    3. Damaged Wire Insulation: Over time, the wire’s insulation can get damaged, exposing the conductive part. If you spot any damage, replace the wire as soon as possible.

    While these solutions can tackle the most common problems, there might be times when the issue at hand is simply out of your league. Don’t hesitate to call in professional assistance in such situations. 

    Just like hitting a real home run, perfecting your home run wiring might require a few tries, a bit of sweat, and maybe a few tears. But when you finally get it right, the satisfaction is electrifying! For more details refer to this article on Uncover The Mystery: How To Find Electrical Short In House.

    Advantages and Disadvantages of Home Run Wiring

    When it comes to home run wiring, it’s a classic case of the good, the bad, and the, well, electrifying! First, let’s delve into the benefits:

    1. Simplicity: Home run wiring makes your electrical system easier to understand. It’s like having a direct flight instead of multiple layovers—you know exactly where the power is coming from and where it’s going.
    2. Less Interference: The “one circuit, one breaker” rule means that an issue in one circuit won’t affect others. It’s like having your own private island—trouble in paradise doesn’t ruin the party for everyone else.

    But, like any rose, home run wiring has its thorns:

    1. Cost: The need for more wiring means home run installations are usually more expensive. But hey, no one said owning a private island was cheap!
    2. Time-consuming: Installing home run wiring can be a lengthy process, requiring meticulous planning and execution. It’s more like a marathon than a sprint.

    Curious how home run wiring stacks up against other wiring configurations? For a blow-by-blow comparison, check out this detailed breakdown.

    Legal Aspects and Standards of Home Run Wiring

    Electrical Regulations and Standards Visual Representation

    Electricity is not to be taken lightly (sorry, couldn’t resist the pun!), and neither are the laws and standards surrounding its use. When it comes to home run wiring, various regulations dictate how it should be installed and maintained.

    From the width of the conduit to the distance between support structures, everything has a standard that must be complied with.
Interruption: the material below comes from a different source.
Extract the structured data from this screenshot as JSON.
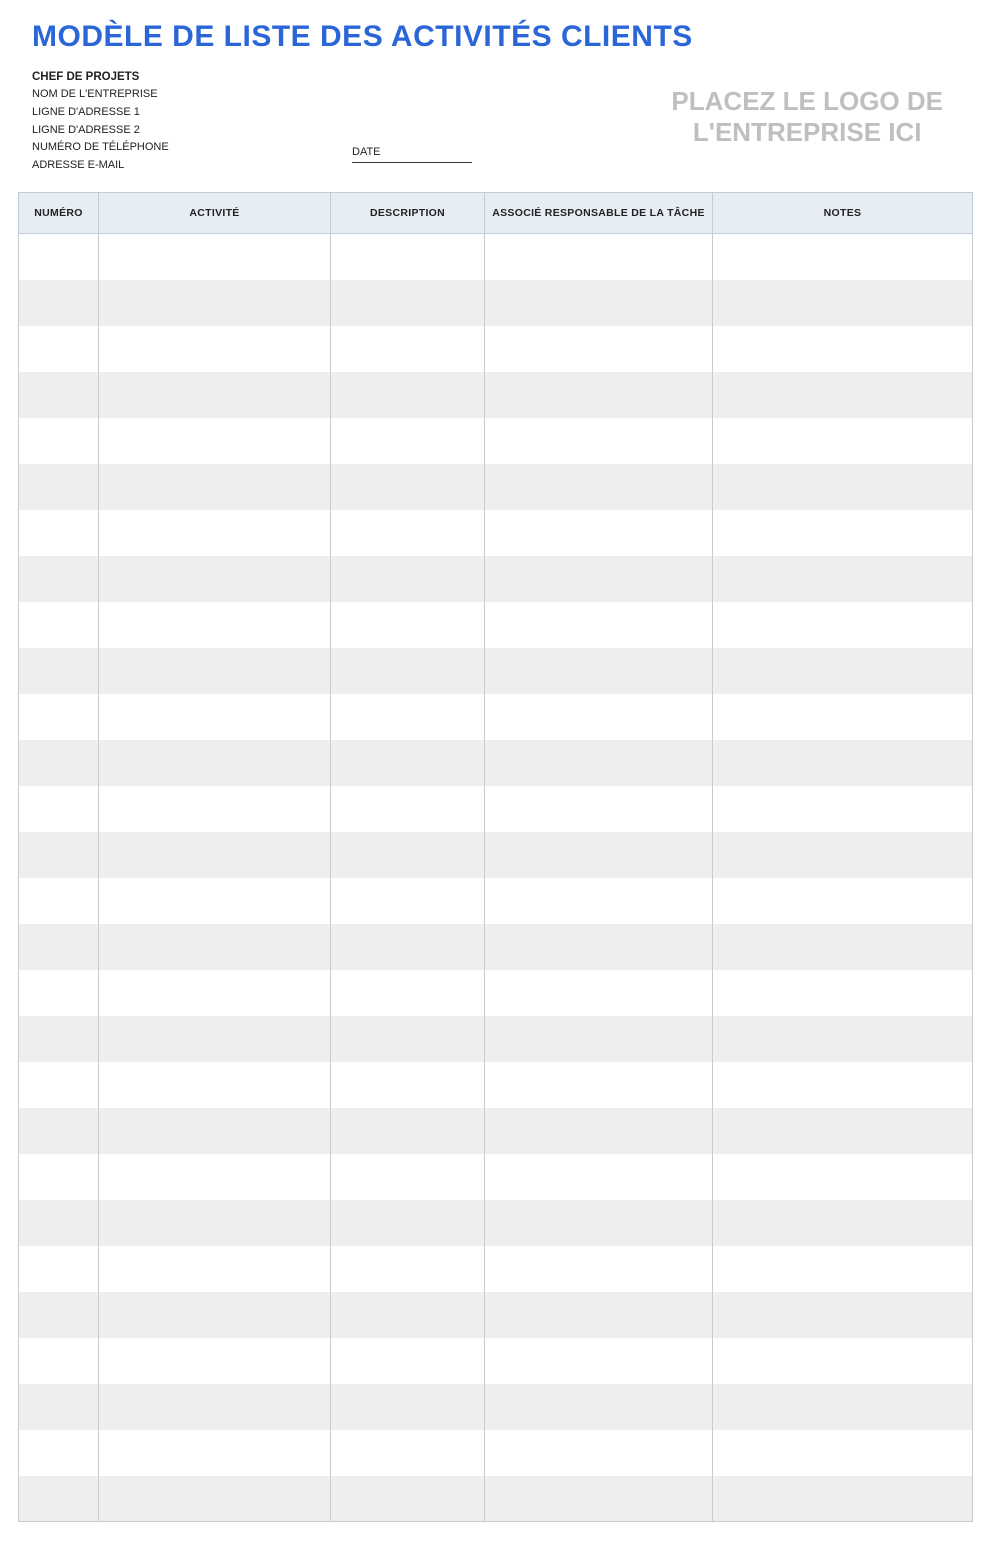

If you’ve ever tried to assemble a flat-pack furniture kit, you’ll know the importance of following instructions to the letter!

    For an authoritative overview of the legal requirements, the following source is as close as you’ll get to an electrical law bible.
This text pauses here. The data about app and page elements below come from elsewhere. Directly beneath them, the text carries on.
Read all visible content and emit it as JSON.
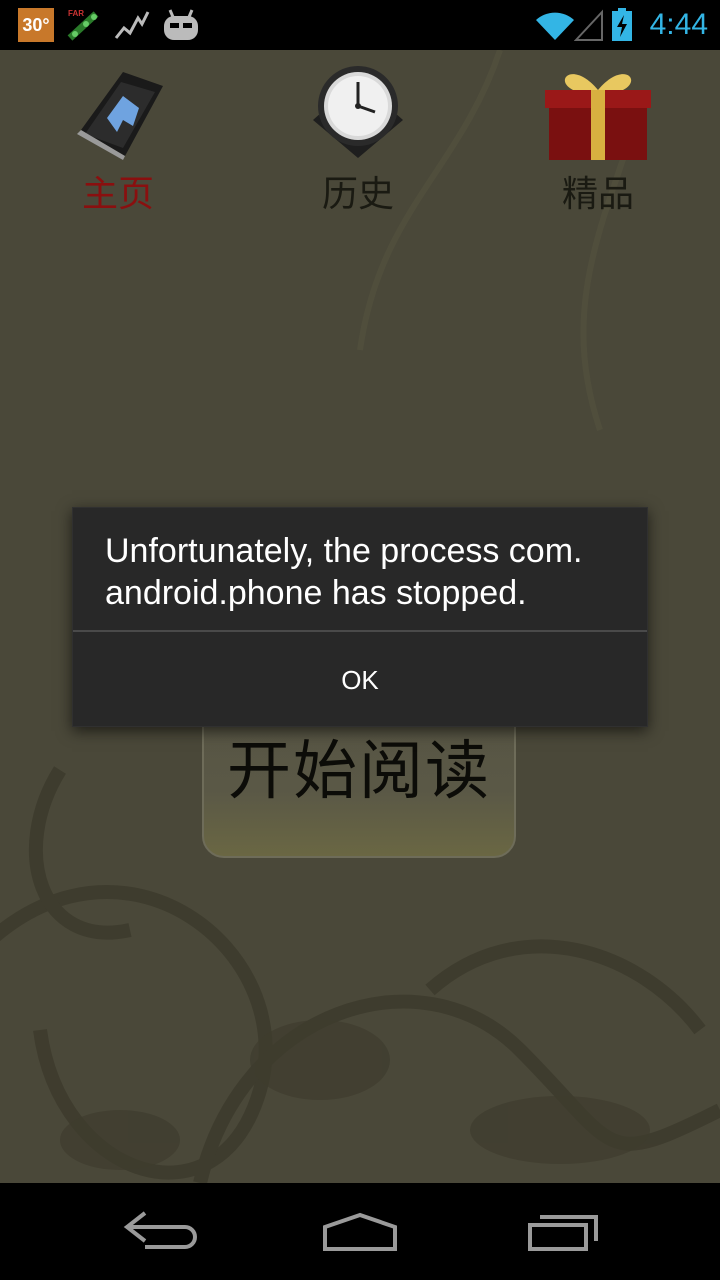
{
  "status_bar": {
    "temperature": "30°",
    "time": "4:44",
    "icons": [
      "weather-temp-icon",
      "flag-icon",
      "activity-icon",
      "cyanogen-icon",
      "wifi-icon",
      "signal-icon",
      "battery-charging-icon"
    ]
  },
  "tabs": [
    {
      "label": "主页",
      "icon": "home-book-icon",
      "active": true
    },
    {
      "label": "历史",
      "icon": "clock-icon",
      "active": false
    },
    {
      "label": "精品",
      "icon": "gift-icon",
      "active": false
    }
  ],
  "start_button": {
    "label": "开始阅读"
  },
  "dialog": {
    "message": "Unfortunately, the process com. android.phone has stopped.",
    "ok_label": "OK"
  },
  "nav_bar": {
    "icons": [
      "back-icon",
      "home-icon",
      "recent-apps-icon"
    ]
  },
  "colors": {
    "clock": "#33b5e5",
    "active_tab": "#8a0f0f",
    "dialog_bg": "#282828",
    "app_bg": "#4a4839"
  }
}
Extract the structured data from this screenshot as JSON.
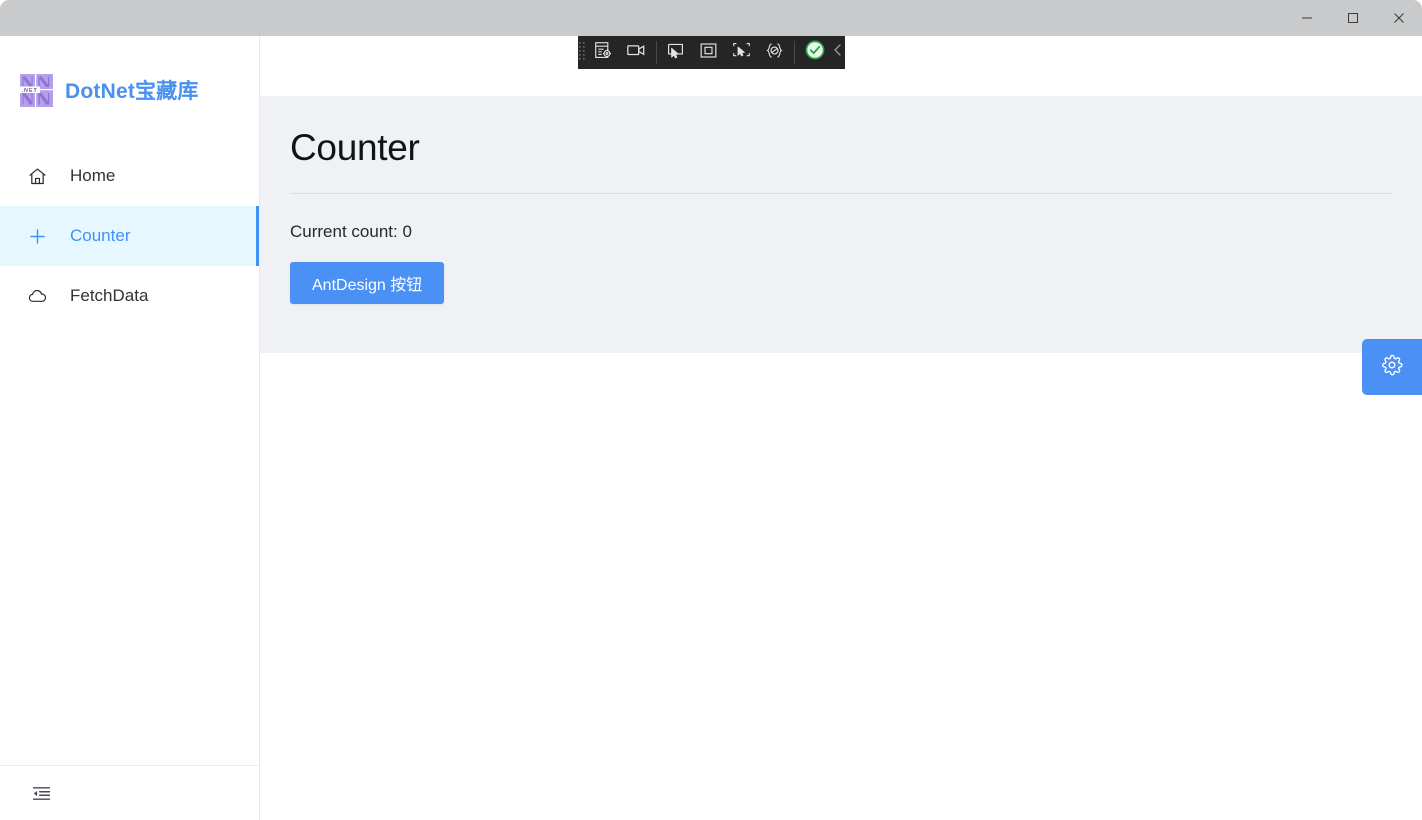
{
  "window": {
    "controls": [
      {
        "name": "minimize-button",
        "icon": "minimize-icon",
        "label": "Minimize"
      },
      {
        "name": "maximize-button",
        "icon": "maximize-icon",
        "label": "Maximize"
      },
      {
        "name": "close-button",
        "icon": "close-icon",
        "label": "Close"
      }
    ]
  },
  "sidebar": {
    "brand": {
      "title": "DotNet宝藏库",
      "logo_icon": "dotnet-logo-icon",
      "logo_text": ".NET",
      "color": "#4a90f0"
    },
    "items": [
      {
        "label": "Home",
        "icon": "home-icon",
        "active": false
      },
      {
        "label": "Counter",
        "icon": "plus-icon",
        "active": true
      },
      {
        "label": "FetchData",
        "icon": "cloud-icon",
        "active": false
      }
    ],
    "active_color": "#4192f5",
    "active_bg": "#e6f7ff",
    "footer": {
      "collapse_icon": "menu-fold-icon",
      "label": "Collapse sidebar"
    }
  },
  "main": {
    "page_title": "Counter",
    "current_count_label": "Current count: 0",
    "count_value": "0",
    "primary_button": {
      "label": "AntDesign 按钮",
      "color": "#4a90f5"
    },
    "panel_bg": "#f0f1f4"
  },
  "settings_fab": {
    "icon": "gear-icon",
    "label": "Settings",
    "color": "#4a90f5"
  },
  "recorder_toolbar": {
    "background": "#252526",
    "drag_handle_icon": "drag-dots-icon",
    "buttons": [
      {
        "name": "inspect-element-button",
        "icon": "inspect-element-icon"
      },
      {
        "name": "record-video-button",
        "icon": "video-camera-icon"
      },
      {
        "name": "pick-locator-button",
        "icon": "cursor-screen-icon"
      },
      {
        "name": "highlight-region-button",
        "icon": "square-outline-icon"
      },
      {
        "name": "select-element-button",
        "icon": "select-element-icon"
      },
      {
        "name": "code-snippet-button",
        "icon": "braces-code-icon"
      },
      {
        "name": "assertion-ok-button",
        "icon": "check-circle-icon"
      }
    ],
    "collapse_icon": "chevron-left-icon"
  }
}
    Visual Guide to Understanding Home Run Wiring

    Trust us, you don’t want to miss this electrifying content. And remember, if it’s not on YouTube, did it even happen? Check it out for a comprehensive understanding of home run wiring.

    Frequently Asked Questions

    What Does Home Run Mean In Electrical Terms?

    A “Home Run” in electrical terminology refers to a wiring setup where each circuit runs directly from the distribution panel to the designated point without any branches.

    Is Home Run Wiring Mandatory?

    No, home run wiring isn’t mandatory. However, it can simplify your electrical system and reduce potential interference between circuits.

    What’s the Primary Advantage of Home Run Wiring?

    The main advantage is less interference. Because each circuit is isolated, an issue in one won’t affect others.

    Are there Disadvantages to Home Run Wiring?

    Yes, it can be more expensive and time-consuming to install due to the increased amount of wiring needed.

    Is Home Run Wiring Suitable for All Buildings?

    While it’s versatile, the suitability of home run wiring depends on factors like the building’s size and the electrical load of the appliances used.

    Are There Legal Aspects to Consider with Home Run Wiring?

    Absolutely. Various local and national regulations dictate how home run wiring should be installed and maintained.

    Conclusion

    What Does Home Run Mean In Electrical Terms, we’ve journeyed from its basic definition, through its pros and cons, all the way to the legal implications of its use. With this newfound knowledge, we hope you’re ready to make informed decisions about your electrical needs. As always, when in doubt, consult a professional.

    Thank you for reading!